● EXERCISE DESCRIPTION: Lines below that include the word "Standard" should each be copied.

(Entries from a dataset of interfaces)
• • • •

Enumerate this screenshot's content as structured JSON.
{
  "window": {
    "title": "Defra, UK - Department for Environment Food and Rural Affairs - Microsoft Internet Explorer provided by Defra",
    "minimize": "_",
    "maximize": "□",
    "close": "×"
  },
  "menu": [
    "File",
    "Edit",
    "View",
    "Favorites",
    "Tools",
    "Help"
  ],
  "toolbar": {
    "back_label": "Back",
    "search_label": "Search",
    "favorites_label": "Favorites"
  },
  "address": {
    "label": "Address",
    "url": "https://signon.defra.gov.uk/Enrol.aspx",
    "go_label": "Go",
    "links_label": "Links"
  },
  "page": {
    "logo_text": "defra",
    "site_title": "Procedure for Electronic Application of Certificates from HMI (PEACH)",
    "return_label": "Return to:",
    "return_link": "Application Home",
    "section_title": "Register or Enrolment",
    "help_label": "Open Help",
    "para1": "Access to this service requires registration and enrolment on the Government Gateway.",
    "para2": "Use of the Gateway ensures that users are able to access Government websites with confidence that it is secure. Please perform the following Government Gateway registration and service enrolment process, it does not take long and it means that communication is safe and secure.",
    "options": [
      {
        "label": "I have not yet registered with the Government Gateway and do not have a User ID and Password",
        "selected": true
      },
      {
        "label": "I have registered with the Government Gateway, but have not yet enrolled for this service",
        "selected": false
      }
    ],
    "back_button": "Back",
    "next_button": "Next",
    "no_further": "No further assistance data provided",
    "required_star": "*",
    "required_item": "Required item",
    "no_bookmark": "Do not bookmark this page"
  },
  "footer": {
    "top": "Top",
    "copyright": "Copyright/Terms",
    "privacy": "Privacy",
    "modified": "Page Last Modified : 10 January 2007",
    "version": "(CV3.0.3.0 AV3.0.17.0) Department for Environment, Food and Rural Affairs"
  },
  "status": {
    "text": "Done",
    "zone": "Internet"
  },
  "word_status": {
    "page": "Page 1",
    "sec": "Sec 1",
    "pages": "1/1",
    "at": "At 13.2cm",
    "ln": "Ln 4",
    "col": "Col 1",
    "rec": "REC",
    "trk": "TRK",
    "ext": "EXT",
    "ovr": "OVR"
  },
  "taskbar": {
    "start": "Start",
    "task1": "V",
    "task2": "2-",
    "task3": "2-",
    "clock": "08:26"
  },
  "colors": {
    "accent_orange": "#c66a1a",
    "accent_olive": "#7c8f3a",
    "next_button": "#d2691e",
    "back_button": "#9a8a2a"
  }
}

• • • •

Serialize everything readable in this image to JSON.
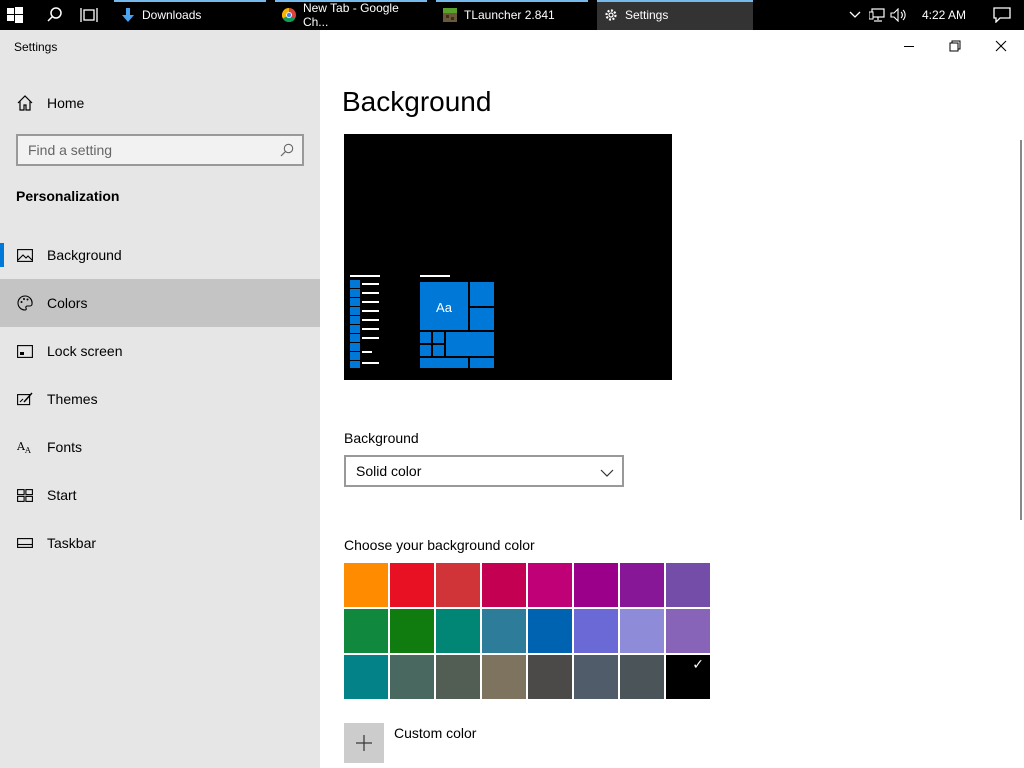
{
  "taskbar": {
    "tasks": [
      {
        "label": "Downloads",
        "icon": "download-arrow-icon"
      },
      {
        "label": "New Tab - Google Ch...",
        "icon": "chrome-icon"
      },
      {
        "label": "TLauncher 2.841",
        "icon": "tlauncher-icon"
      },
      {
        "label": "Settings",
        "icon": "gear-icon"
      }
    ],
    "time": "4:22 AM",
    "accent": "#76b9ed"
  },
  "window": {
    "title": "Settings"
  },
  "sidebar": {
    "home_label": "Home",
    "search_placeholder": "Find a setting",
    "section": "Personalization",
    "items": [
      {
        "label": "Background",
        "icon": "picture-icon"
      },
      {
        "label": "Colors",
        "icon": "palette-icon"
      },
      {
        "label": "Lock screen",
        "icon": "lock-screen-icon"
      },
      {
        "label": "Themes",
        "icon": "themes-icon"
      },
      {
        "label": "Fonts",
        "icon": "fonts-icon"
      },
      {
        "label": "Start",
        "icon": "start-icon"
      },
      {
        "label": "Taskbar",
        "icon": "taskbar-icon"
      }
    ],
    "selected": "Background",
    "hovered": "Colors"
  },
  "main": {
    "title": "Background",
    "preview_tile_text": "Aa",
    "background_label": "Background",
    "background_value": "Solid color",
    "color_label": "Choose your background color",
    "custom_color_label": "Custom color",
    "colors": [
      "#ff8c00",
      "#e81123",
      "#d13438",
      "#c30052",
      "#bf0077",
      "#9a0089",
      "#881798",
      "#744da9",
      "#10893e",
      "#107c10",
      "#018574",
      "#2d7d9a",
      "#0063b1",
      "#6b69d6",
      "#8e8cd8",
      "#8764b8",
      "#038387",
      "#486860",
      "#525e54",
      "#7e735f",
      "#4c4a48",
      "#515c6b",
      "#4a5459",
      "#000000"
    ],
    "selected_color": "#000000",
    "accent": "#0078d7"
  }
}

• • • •

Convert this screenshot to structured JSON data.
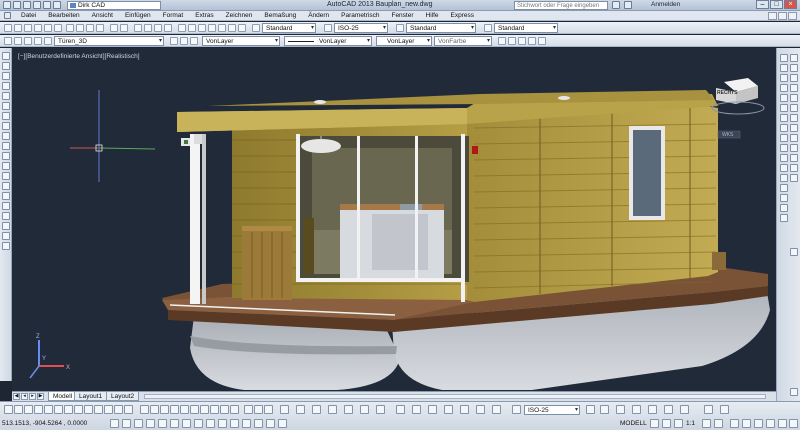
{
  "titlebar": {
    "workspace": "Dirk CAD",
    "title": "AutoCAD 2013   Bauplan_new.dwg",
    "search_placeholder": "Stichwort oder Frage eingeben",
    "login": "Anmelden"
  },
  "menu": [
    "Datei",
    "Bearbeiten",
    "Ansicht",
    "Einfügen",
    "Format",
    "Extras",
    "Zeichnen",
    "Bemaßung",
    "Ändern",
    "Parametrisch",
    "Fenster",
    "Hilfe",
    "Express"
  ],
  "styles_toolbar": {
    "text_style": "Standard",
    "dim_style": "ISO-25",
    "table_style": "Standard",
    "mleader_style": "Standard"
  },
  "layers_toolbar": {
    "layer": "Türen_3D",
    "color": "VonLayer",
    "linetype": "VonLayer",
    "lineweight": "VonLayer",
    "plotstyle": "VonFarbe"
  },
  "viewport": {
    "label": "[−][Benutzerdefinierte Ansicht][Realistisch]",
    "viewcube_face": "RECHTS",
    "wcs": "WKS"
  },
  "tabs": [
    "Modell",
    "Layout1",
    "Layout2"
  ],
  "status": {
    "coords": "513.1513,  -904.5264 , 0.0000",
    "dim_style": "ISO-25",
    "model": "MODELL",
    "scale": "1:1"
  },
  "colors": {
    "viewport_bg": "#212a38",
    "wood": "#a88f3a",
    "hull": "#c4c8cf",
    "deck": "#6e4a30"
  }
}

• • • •

● RESULT FOR THIS EXERCISE:
    "text_style": "Standard",
    "table_style": "Standard",
    "mleader_style": "Standard"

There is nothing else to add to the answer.